That is the question that I'm sure has been discussed here but I want current thinking on it. I'm sure there are two schools of thought on this: those who not only want the best looking pocket watches in their collections but also believe that particularly if the case is original to the movement,then it's no different than restoring a vintage automobile or other item back to it's original look AND those who believe that the history of the watch, so to speak, should be evident. Also, do you think the public prefers to buy a polished watch or one that shows it's wear. I'm thinking right now about an early Bunn Special made in 1913. Is it freakish to have a like new case on that, even if it is the original case?

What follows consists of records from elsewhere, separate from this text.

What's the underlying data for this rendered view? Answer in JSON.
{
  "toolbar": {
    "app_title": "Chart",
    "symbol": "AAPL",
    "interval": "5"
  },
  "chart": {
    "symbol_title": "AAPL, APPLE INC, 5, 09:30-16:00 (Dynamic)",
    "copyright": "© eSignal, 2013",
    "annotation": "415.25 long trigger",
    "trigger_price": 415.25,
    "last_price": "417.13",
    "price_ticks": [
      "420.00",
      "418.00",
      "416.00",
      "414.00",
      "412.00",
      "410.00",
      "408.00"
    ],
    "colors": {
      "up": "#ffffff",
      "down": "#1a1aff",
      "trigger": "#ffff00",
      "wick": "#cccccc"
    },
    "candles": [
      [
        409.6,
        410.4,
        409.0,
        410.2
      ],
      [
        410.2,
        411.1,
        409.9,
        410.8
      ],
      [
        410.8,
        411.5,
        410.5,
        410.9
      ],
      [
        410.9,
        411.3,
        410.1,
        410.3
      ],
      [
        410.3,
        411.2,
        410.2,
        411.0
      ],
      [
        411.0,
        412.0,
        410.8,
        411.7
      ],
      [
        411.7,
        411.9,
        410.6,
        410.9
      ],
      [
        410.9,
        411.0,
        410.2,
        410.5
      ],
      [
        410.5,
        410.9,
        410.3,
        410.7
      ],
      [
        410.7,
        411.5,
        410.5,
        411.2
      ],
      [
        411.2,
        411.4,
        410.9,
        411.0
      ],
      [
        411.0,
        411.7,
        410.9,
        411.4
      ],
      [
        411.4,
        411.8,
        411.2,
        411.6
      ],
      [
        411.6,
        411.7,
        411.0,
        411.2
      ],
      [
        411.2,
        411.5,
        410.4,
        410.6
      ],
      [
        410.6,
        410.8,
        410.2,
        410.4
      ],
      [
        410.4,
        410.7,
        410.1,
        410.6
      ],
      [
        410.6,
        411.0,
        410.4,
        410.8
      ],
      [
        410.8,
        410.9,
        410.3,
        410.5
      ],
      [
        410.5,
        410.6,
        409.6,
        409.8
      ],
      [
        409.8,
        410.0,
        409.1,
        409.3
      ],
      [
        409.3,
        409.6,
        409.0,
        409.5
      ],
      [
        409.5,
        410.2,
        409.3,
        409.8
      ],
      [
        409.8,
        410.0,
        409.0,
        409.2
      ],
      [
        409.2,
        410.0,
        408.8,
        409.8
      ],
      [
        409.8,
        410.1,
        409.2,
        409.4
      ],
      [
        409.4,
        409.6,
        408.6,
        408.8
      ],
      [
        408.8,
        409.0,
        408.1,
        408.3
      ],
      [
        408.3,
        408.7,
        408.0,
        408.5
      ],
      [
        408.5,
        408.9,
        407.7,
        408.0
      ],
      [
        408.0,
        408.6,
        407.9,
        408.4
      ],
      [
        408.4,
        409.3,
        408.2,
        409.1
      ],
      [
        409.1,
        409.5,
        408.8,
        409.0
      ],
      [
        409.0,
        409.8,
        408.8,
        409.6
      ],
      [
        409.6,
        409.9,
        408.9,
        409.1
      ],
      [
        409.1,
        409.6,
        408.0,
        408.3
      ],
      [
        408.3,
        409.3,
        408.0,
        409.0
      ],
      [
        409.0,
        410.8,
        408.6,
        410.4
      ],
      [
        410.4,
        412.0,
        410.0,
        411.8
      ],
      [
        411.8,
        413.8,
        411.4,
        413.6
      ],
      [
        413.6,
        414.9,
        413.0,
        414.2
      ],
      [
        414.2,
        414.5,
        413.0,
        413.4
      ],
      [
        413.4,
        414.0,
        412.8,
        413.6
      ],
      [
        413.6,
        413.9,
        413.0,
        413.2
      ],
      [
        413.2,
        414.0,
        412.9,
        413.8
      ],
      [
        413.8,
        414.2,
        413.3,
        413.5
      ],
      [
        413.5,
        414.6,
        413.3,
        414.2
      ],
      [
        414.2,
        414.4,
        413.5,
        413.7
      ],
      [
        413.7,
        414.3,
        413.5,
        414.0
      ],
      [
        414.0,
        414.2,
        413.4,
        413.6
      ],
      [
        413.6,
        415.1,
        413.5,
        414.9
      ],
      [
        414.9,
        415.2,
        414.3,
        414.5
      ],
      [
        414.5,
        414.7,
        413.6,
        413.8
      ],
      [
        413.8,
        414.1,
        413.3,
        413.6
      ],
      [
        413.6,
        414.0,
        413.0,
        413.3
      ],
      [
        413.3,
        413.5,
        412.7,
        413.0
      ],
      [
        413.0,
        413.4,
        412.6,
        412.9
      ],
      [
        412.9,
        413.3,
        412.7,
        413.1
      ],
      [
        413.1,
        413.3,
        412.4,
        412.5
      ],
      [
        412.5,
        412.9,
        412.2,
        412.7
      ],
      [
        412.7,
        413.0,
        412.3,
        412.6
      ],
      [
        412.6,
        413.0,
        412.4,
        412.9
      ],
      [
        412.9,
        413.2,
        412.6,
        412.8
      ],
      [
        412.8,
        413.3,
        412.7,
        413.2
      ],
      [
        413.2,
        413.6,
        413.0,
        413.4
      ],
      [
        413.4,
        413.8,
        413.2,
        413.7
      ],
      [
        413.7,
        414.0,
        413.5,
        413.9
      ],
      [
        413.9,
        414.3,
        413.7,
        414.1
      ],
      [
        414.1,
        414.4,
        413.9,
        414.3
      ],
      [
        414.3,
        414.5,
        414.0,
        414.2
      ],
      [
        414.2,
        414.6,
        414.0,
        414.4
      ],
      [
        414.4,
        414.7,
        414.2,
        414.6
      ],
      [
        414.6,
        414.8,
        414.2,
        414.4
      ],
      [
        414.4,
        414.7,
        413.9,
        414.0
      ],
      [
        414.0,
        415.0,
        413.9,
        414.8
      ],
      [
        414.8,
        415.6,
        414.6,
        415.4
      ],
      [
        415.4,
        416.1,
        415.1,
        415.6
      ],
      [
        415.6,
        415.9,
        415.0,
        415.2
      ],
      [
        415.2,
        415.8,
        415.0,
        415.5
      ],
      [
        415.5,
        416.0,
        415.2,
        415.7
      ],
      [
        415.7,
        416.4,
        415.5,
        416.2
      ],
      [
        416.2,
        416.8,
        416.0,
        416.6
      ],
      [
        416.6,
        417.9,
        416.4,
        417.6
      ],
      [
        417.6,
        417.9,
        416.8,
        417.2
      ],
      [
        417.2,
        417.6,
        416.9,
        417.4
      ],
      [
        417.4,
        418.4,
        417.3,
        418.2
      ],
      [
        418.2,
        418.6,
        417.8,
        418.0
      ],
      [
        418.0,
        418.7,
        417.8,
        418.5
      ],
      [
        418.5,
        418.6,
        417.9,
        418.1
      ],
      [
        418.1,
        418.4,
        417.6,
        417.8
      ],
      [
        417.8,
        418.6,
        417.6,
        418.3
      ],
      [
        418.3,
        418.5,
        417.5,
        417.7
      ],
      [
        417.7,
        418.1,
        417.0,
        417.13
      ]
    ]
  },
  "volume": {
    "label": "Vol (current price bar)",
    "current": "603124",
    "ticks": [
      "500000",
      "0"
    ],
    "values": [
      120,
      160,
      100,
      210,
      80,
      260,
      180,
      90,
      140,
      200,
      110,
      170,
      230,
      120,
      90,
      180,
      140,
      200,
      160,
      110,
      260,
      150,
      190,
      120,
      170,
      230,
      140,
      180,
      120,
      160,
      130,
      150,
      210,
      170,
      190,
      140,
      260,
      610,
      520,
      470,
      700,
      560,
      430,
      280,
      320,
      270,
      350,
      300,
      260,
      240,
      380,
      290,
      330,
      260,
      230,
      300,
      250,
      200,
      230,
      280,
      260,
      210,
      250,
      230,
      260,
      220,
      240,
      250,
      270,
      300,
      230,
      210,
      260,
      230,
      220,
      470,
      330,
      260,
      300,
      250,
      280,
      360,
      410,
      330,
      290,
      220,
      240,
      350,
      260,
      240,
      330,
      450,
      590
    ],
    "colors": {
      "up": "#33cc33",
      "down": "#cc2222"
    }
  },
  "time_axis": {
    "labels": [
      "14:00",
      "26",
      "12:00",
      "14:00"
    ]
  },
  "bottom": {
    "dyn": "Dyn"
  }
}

Posts: 383 | Location: Northern Pennsylvania USA | Registered: April 04, 2007
My customers prefer their watches looking as good as possible. Now if its close to NOS I would simply wipe it down gingerly
As "Larry L" used to say in his descriptions if brass starts showing you can always polish it up again and have it looking nice for a while. And that old boy sold a TON of watches at prices NO one ele has ever been able to fetch.
I like my watches to look as good as they can and have several that are polished. They look great and provide that WOW factor. It must have been a great feeling to purchase new back in the day. However, I do have watches that are in the original cigarette case with the original outer box and watches in the original box with paperwork that I wouldn't even begin to consider polishing.
Posts: 175 | Location: Eastern Massachusetts in the USA | Registered: November 28, 2013
Since I don't carry the watches on a daily basis, if they are any material I clean them. I have ended up with some watches that when you open up the case you wonder if they had been drug through the sewer, well maybe not quite that bad but close. I clean them up but don't get excessive and put them in a cloth bag and put them away. Like your rings they deserve a good cleaning every once in a while.
Posts: 1788 | Location: Michigan in the USA | Registered: September 19, 2009
My take: I generally don't like to polish cases unless it's a silveroid case in good condition; or an excellent condition gold filled case, and then just a hand-polish with a rouge cloth. A worn case will be cleaned up, and that's all. There is an incongruity in a case with a high polish and worn-down engraving.
Posts: 653 | Location: St Paul, Minnesota in the USA | Registered: May 04, 2004
Some years ago, a related topic was discussed. Some of the collector/members introduced the Japanese cultural esthetic of wabi sabi to watch collecting. As applied to a vintage watch, wabi sabi teaches acceptance of transience and imperfection, in other words signs of long honest use can add a level of esthetic merit to an object, such as a watch. It's in the eye of each collector if a watch has wabi-sabi. In other words, "does it speak to you?" Then, for the restorer of watches, the question is how to enhance a well used watch with proper repair work, that does not go so far as to destroy the aged esthetic of the watch?
Posts: 1878 | Location: East Lansing, Michigan USA | Registered: November 24, 2002
This is interesting to me, a non-collector, what about marks and scratches on a case back around where it’s opened? Do you pay more attention to polishing or removing marks around where a case back is opened and what is suggested to use to remove, or lighten up those marks?
Leo Horishny Sun Valley, NV
Posts: 20 | Location: Nevada in the USA | Registered: September 20, 2021